Massive website changesYes, I’m still in Ottawa. The snow is all gone. And some days are quite warm. It was 16C about a week ago. And I’ve managed to pay good money to watch bad hockey (Ottawa lost the first two games to Toronto). The upside is that I’ve now managed to see my first NHL playoff games ever (apart from those I’ve seen on TV).
But while I’ve been socializing with old friends, watching hockey games, and waiting in secret for my parent to arrive back from holiday, I’ve had a few problems with the website. It is the combined timing of this abundance of free time, total lack of responsibilities, and website problems that has prompted me to finally move towards implementing php across all of the website.
The conversion was an interesting task involving modification of well over 500 files. Luckily, I did not have to do this by hand. The first task involved renaming files. I used this script to do that:
for filename in $(ls *.php); do
echo "renaming $filename"
mv $filename.new $filename
The rest of the modifications involved putting common headers into each file, changing frequently used code snippets to php code, and other various administration-type tasks. I have learned more about perl and regular expressions in the past 4 days than at any other time in my life.
Just because each file is now a .php, this does not mean that the article text is now in the database. In fact, none of the text is in any database. The database just contains the article title, date, topic, etc. But that work was done a year or more ago in order to allow the home page, the index, and the topics page to be generated automatically. It is this same database which is used to generate the mailing list notifications.
Your old URLs should still work so you don’t have to modify your bookmarks. I’m using rewrite to accomplish that.
But the major reason for converting all files to .php is to allow user feedback on an article by article basis. That will be added at a later date. I know I’ve been saying that for ages, but this time it’s different. The biggest hurdle has been jumped. There’s no going back now. I’m going to customize phorum to do this.
Another thing I did was install Apache, perl, php, and mysql on my NT workstation. This was surprisingly easy and straight forward. Granted, I have done those tasks before in a Unix environment so that experience no doubt simplified things somewhat. I started working locally because the lag back to my development box was getting annoying at times. You try editing a file over a 33.6 line when it [at times] takes 2s for an echo….
The changes are ready to go. I’ve already changed the DNS so that the TTL is low.
This will allow the IP change, when it occurs, to propagate quickly. Before
that happens, I’ll give you a temporary URL so that you can go and test out the site and
see if you can break it before I finally throw the switch. Right now, I’m just

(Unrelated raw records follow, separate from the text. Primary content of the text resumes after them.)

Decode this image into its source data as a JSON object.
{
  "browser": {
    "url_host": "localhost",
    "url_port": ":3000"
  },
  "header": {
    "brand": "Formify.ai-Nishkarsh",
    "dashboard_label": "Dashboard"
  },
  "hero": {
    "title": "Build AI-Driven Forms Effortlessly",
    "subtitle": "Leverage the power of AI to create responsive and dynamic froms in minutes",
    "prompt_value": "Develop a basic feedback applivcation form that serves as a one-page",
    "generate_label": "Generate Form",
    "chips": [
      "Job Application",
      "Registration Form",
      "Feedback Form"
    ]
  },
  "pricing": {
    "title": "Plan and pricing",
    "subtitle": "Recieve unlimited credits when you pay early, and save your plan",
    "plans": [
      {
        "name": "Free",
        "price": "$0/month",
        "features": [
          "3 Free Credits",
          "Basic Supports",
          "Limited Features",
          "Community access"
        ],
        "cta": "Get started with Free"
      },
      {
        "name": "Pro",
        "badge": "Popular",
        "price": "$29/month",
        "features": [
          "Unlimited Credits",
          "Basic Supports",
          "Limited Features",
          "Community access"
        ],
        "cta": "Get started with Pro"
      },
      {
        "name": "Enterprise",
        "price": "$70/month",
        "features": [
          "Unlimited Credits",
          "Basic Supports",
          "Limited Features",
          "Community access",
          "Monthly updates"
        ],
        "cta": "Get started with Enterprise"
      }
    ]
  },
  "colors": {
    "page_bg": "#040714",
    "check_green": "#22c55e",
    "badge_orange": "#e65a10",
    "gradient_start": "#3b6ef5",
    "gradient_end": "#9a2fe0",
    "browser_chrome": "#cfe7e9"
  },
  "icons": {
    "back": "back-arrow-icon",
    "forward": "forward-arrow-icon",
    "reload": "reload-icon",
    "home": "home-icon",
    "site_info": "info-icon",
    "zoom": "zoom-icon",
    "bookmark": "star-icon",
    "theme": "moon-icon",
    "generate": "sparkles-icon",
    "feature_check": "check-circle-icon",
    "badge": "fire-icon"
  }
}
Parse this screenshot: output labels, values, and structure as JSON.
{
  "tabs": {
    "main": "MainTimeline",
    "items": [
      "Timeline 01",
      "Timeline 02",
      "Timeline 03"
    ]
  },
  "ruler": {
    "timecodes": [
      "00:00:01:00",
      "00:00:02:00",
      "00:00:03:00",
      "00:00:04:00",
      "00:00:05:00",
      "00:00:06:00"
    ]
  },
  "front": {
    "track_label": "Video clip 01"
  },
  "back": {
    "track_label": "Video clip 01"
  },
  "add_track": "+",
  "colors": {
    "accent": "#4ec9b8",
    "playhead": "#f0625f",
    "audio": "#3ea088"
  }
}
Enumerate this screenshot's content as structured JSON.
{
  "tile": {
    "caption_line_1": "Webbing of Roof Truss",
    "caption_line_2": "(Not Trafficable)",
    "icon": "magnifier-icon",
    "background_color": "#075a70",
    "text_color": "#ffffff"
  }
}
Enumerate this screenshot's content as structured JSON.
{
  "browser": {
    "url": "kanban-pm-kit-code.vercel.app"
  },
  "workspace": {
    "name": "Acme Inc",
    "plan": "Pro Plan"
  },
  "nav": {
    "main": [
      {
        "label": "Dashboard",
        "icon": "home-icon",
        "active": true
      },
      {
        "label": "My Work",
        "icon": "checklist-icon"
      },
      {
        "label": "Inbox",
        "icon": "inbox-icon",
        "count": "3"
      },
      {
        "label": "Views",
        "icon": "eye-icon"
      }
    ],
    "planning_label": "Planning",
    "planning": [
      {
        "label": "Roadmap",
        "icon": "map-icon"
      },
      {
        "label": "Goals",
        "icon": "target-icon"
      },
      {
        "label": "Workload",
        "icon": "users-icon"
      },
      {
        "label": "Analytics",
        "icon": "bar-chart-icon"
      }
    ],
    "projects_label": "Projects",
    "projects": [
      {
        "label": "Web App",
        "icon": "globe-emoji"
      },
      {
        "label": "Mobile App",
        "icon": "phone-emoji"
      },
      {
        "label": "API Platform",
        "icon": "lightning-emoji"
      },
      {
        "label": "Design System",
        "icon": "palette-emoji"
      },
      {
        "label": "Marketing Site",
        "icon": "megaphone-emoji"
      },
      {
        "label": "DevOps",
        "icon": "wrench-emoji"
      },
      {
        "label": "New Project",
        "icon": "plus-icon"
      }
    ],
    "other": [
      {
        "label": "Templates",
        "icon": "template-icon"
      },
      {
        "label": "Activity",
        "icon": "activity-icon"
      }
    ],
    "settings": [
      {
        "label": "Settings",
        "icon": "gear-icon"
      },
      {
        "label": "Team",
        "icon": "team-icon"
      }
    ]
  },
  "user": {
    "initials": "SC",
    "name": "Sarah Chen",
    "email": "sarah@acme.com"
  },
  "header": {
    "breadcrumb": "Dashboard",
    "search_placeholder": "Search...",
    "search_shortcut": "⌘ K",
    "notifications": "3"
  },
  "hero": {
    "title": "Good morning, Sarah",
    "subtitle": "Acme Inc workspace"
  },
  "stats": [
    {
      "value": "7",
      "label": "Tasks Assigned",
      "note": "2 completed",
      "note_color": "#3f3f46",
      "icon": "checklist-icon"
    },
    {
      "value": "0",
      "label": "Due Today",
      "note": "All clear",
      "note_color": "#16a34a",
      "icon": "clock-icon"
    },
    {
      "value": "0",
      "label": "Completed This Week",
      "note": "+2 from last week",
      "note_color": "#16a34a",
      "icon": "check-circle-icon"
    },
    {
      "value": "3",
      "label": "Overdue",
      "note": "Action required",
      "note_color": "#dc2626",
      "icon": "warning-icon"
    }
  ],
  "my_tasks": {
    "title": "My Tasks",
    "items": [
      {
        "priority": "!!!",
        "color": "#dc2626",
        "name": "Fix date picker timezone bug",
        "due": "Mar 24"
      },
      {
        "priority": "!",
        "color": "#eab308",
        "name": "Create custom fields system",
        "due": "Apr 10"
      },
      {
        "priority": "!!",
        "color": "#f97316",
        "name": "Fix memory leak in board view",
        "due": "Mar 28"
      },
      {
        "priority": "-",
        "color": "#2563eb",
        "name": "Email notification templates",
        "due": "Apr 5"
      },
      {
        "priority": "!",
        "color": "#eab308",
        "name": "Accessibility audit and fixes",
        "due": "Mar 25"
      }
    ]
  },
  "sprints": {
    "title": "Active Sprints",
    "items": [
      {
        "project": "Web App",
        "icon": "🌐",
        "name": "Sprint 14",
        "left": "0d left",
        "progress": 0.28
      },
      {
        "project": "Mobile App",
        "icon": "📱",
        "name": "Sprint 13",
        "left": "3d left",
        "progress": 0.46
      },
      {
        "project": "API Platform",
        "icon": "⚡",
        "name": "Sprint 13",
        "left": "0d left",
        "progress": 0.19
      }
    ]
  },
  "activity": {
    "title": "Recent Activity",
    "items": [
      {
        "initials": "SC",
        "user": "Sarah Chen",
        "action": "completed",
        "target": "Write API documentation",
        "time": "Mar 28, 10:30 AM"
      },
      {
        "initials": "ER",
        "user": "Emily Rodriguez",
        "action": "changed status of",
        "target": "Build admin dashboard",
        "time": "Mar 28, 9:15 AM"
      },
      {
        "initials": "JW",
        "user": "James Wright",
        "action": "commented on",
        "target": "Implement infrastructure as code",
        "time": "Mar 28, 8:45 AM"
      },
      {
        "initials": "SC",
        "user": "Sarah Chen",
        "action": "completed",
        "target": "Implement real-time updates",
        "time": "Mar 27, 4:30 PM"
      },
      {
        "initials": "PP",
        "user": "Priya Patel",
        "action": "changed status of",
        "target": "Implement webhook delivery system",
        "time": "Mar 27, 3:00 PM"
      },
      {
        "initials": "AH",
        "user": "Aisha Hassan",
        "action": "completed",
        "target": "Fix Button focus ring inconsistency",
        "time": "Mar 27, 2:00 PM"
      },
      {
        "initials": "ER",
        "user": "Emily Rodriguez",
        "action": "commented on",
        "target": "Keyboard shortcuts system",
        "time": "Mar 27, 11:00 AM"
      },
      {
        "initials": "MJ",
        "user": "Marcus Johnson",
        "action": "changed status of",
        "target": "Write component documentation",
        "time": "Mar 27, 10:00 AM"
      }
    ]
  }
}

waiting for my host provider to fix a wee problem I created early this morning. As
part of the upgrade procedures on the new box, I did a rm -rf * to clear everything out of
the root directory of the website. Unfortunately that also removed
Good move Dan…. That will teach me to do such things that early in the morning.